[Entries from a dataset of interfaces]
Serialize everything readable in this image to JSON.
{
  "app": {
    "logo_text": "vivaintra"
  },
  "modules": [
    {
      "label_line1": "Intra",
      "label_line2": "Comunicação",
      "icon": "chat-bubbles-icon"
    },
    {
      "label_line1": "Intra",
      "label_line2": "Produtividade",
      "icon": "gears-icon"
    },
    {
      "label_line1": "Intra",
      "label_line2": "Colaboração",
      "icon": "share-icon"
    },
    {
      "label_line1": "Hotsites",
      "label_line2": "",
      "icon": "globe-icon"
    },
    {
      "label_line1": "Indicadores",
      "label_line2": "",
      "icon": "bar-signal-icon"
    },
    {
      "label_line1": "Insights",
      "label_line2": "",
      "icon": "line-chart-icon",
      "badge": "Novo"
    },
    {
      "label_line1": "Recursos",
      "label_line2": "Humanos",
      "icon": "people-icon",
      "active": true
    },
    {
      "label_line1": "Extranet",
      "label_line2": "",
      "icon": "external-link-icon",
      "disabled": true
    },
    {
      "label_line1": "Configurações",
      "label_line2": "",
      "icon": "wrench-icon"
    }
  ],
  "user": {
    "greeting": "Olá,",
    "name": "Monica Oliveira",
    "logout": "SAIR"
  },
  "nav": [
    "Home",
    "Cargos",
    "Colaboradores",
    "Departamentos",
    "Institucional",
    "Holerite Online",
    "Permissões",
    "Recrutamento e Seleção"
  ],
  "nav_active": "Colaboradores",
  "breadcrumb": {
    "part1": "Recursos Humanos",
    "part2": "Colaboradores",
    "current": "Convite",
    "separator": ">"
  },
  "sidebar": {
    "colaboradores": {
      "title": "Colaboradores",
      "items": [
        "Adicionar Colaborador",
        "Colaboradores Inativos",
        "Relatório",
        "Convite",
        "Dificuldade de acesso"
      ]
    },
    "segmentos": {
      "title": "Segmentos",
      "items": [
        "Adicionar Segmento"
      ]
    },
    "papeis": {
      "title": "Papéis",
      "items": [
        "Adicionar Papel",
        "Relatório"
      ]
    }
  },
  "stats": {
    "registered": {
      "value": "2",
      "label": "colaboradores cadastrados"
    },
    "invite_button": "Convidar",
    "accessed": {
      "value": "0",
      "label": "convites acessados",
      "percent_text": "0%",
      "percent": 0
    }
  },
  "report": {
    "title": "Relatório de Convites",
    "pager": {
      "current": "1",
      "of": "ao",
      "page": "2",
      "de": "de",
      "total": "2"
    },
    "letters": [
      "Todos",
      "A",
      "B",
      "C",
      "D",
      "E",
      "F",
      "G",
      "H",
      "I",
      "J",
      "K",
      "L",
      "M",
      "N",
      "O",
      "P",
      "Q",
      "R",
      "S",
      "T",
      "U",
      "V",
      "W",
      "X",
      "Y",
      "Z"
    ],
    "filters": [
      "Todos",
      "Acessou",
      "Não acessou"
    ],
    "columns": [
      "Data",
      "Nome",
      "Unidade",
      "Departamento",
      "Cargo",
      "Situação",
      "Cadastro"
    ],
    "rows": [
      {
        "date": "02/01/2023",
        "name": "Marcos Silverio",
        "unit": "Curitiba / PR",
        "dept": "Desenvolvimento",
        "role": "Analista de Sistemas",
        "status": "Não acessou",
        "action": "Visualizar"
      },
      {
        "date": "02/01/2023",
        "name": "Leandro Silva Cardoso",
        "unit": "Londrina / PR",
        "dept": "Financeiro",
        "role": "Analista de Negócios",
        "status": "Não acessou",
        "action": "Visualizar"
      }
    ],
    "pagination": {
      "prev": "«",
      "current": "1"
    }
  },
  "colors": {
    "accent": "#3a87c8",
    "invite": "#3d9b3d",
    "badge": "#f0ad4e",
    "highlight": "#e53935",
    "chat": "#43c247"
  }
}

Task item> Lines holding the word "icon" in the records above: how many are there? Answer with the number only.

Task solution> 9